The purpose of this article and its accompanying video is to educate consumers and retailers on how to spot the differences between real and fake Trijicon MRO and RMR optics. I could start this article with something like “Imitation is the sincerest form of flattery, and Trijicon must be feeling very flattered…” but in reality, these fake optics hurt Trijicon, they hurt retailers, they hurt consumers, and they even hurt America. Allow me to explain.

Trijicon is hurt, of course, because consumers buy fakes thinking they’re getting the real thing, thus taking money away from Trijicon. Those consumers are hurt for an obvious reason – they pay too much for an optic they were told was of a certain quality, when in reality it isn’t. Retailers are hurt when unscrupulous people buy real optics, switch them for fakes in the box, then return the fakes for a full refund as cashiers and customer service counter folks often can’t tell the difference.

You’re probably with me so far, but how about America? How is America hurt by fake optics? Well, as I was discussing the MRO emitter position with a Trijicon manager, an idea suddenly popped into my head. When people buy fake optics, they’re rewarding unscrupulous overseas companies and helping them produce better optics. These optic companies could then sell their new and improved products to just about anyone, including countries and organizations that would seek to do America and its people harm. These clone manufacturers are not like the European optics manufacturers that make quality products and compete above board. I try not to get on jingoistic soapboxes any more often than necessary, but I do see a real problem here.

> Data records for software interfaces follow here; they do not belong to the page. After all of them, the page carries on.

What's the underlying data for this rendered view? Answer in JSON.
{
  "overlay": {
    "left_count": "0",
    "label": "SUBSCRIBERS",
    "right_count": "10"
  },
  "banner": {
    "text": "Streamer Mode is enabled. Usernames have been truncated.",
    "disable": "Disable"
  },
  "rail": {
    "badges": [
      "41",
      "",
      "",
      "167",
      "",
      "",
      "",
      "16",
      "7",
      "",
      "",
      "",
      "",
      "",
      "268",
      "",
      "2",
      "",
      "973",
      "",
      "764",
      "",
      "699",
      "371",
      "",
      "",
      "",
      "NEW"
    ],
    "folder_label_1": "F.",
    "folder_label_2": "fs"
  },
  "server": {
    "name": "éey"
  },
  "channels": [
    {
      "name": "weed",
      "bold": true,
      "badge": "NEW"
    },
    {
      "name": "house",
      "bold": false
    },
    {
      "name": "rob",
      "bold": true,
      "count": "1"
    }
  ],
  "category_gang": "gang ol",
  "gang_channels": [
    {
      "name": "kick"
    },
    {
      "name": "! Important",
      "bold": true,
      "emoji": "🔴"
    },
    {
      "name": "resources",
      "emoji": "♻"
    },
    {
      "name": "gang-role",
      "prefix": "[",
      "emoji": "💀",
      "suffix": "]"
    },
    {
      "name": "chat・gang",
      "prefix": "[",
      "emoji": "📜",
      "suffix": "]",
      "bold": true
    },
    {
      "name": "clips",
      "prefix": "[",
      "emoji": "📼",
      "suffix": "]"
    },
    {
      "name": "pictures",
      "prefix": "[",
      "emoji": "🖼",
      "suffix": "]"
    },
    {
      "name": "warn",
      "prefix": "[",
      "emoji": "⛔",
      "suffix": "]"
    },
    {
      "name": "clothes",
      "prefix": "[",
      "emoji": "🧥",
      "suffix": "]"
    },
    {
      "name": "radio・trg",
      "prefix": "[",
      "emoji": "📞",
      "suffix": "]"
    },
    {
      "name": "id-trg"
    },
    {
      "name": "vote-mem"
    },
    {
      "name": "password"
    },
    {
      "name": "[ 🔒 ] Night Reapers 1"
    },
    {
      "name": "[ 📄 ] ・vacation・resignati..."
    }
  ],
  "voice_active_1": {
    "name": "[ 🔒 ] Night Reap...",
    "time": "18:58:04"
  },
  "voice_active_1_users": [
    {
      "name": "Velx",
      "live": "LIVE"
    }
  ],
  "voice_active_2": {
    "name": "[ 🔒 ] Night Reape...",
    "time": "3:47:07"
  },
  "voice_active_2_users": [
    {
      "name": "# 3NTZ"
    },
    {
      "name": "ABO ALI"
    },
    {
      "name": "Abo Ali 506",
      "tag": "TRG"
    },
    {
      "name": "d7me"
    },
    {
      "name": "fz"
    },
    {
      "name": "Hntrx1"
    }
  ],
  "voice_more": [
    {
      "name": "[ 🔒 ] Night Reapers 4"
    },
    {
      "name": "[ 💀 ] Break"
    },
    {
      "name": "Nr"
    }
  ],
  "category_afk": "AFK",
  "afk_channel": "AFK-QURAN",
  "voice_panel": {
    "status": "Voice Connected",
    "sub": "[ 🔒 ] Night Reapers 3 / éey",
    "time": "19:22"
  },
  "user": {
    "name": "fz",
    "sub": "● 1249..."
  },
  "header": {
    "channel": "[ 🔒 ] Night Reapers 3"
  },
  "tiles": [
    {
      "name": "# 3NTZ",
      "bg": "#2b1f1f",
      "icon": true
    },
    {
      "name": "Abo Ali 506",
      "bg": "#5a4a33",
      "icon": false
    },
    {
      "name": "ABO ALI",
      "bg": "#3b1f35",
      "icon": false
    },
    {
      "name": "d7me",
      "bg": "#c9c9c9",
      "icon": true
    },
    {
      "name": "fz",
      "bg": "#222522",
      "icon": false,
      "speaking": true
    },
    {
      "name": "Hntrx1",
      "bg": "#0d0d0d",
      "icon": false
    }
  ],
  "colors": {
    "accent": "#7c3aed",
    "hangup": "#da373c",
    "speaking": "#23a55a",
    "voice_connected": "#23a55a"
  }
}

Now, on to the meat and potatoes of the topic. When it comes to both optics- any fake optic, really – you’re looking for details.

Starting with the MRO, you need to pay attention to things like the forge lines, the fit of the adjustment mechanisms in the body of the optic, the font used to mark things such as “1 click = ½ MOA” and so on. The fake MRO we use as an example in the video has GENERIC CHINESE INSTRUCTION MANUAL FONT for some of its laser markings, while the real Trijicon optic, needless to say, does not.

The adjustment mechanisms on the real MRO are black and fit perfectly in the body of the optic, both in terms of being level with and parallel to an imaginary line on the surface of the body as well as being perfectly centered within the holes in the body, while the adjustment mechanisms on the fake are silver in color and are not level or centered. The real MRO has a forged housing/body with corresponding forge marks. The fake isn’t forged but has what almost appear to be file marks where the forge line would be, meaning they’re trying to make it look as if the forge line has actually been removed in some quality control or manufacturing step, but Trijicon always leaves it intact. It’s necessary for the fake to have file marks there because it’s not actually forged and thus doesn’t have that forge line to begin with.

The emitter on the MRO can be seen within the body of the optic at the rear and at approximately the 10:30 or 11 o’clock position as seen from the rear. Fakes can vary – some have it in this spot, but many place the emitter at the bottom of the optic, at the 6 o’clock position, including the one seen in the video.

You’ll also want to look for details like the embossed MADE IN USA on the left side of the body and the trademark and copyright symbols accompanying the embossed Trijicon MRO on the right side. The fake is missing these marks.

Inside the battery compartment, the fake has a font which almost looks like Comic Sans saying “Battery CR2032” – the real optic has no such markings. Also inspect the details here. A real optic exudes quality in manufacturing when you pop off the battery cap. A fake will give you little impressions here and there that something just isn’t quite right.

Moving on to the Trijicon RMR, we’re looking for many of the same things. The position of the adjustment mechanisms in the body and their being tool-less – this fake has allen wrench adjustment screws for windage and elevation – is a dead giveaway. So is the font with adjustment instructions. On this fake, MOA is a smaller font size than the rest of the sentence. The real optic maintains a consistent font and size.

Side by side, the windows of a real RMR are going to be thicker than that of a fake, generally speaking. You’ll also want to check serial numbers – often times the fakes all carry the same one, so if you’re looking at a big stack of optics at a gun show and they all have the same serial number, back away slowly.

On the underside, the RMR Tye 2 has a battery compartment with a cool “ninja star” design that Trijicon says will be hard to copy for a while. The real RMR (type 1) doesn’t have this, but like the MRO, the quality of the manufacturing and assembly work here as well as the font looks top notch, while the fake is devoid of markings beyond a minus sign – note that this is the opposite of the situation inside the battery compartment of the MRO – and generally gives an impression that it’s not been assembled by the A Team.

As mentioned above, the most crucial thing is to look for small details that just don’t seem right, however minor they may seem at first. It’s entirely possible that a fake optic manufacturer could watch this video or read this article and figure out how to make a better fake -but if they could make an optic truly as good as a Trijicon, they wouldn’t need to sell counterfeit optics, they could come up with their own design and sell it under their own name.

The only winners in the fake optic game are people you wouldn’t want to leave unattended around your children. Learn how to spot their tricks and you’ll be better prepared to keep yourself or your business from making a costly mistake.